Countable English Nouns | Fix Common Grammar Mistakes & Errors
There are two types of nouns – countable and uncountable. Knowing the difference between them and how you can use these types of nouns is really important! It affects how you use:
– articles (a/an/the)
– a little/a few
Learning and understanding how countable and uncountable nouns are used differently in English will certainly improve your grammar!
Hello I’m Emma from mmmEnglish!
Now, you might already know that there are two types of English nouns, countable and uncountable nouns. Knowing the difference between these nouns is really important and I can tell you right now that so many of the English grammar mistakes that you’re making are to do with these different types of nouns.

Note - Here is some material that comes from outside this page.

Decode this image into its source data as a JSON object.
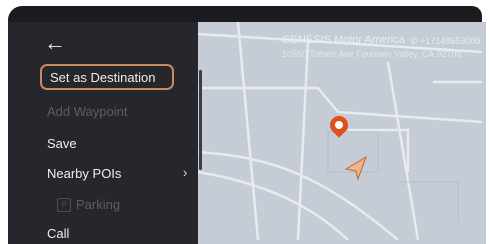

They affect the way that you use other words in English, words like articles and much and many, some and any, a little, a few!
Learning how to use uncountable and countable nouns with these words will really, dramatically improve your English grammar. In this video, I’m going to focus on countable nouns but I’ve made another lesson that’s all about uncountable nouns. You can check it out up there or you can wait to the end of this lesson and I’ll link to it there.
Okay! Some nouns are countable which means really simply, you can count them. You can say that there are three, give or ten of these different nouns.
For example, this is an apple and I’ve got three apples here. They have singular and plural forms. Countable nouns have singular and plural forms, which means that you can use the articles ‘a’ or ‘an’ with the singular form of these nouns.
- a lemon
- an apple
- a glass
Okay, so I said an apple and a lemon there, didn’t I?
So, what’s the difference?
Well, ‘a‘ or ‘an’ is just like saying that there is one of something, so it’s used with a singular noun, never in the plural form. We use ‘a‘ in front of a noun that starts with a consonant sound.
- a banana
- a cup
- a plate
- a potato
- a lemon
We use ‘an’ in front of a noun that starts with a vowel, a vowel sound, like an apple or an orange or an hour.
Now, hour‘s a little tricky. It starts with a consonant and actually it starts with a vowel sound. So, we’re talking about letters or sounds. This word starts with a consonant letter but the first sound that you hear when it’s pronounced is a vowel sound: ow, ow, hour. Not ‘hhhour’.
So, because it starts with a vowel sound, you need to use the article ‘an’.
So, what about plural countable nouns? When you have a plural countable noun, you can use the word ‘some’ if you’re not being specific, you don’t know exactly how much or you don’t want to say exactly how much, use ‘some’. Or, you can use the number and be exact.
You can say ‘some potatoes’ or ‘two forks’ or ‘three glasses’. Most English nouns are countable, but there are so many nouns outside the kitchen, right? Like day and week and hour, minute, task, appointment, activity.
So, let’s recap on countable nouns.
- They can be singular or plural.
- You can use the articles ‘a’ and ‘an’ when talking about these nouns, when they’re singular.
- You can use ‘some’ with plural nouns when you don’t want to be specific.
- Or, you can just use the number to say exactly how many!
Like I said, the majority of English nouns are countable nouns and the way to find out is to check your dictionary. Every dictionary will say whether the noun is countable or uncountable. You’ll see a little [u] or a little [c] next to the noun and it’s really important that you get into the habit of using these nouns correctly. They are treated very differently in English sentences.
Remember that the words you can use with them are quite different. And this is how so many English mistakes are made, particularly with grammar! So, you really must start paying attention to the type of noun that you’re using and how it affects the other words in your sentences.
Now, I’ve created a cheat sheet to help you practise and study these differences between countable and uncountable nouns and how to use them effectively. You can download it right here.
I hope that you enjoyed this lesson and that you learnt a few things about countable nouns. Don’t forget that you can watch the other lesson that’s about uncountable nouns, right here.
And of course make sure that you subscribe so that you find out whenever I release a new lesson to help you with your English grammar, your English speaking skills, your confidence in English. All of these things, I make lessons about. You can check out some of those on this playlist, right here.
That’s it for today but I’m so pleased that you could join me. Bye for now!
Links mentioned in the video
Can you use REPORTED SPEECH? Grammar Lesson + Examples
Third Conditional Sentences + Examples | English Grammar Lesson
TOO & ENOUGH | English Grammar Lesson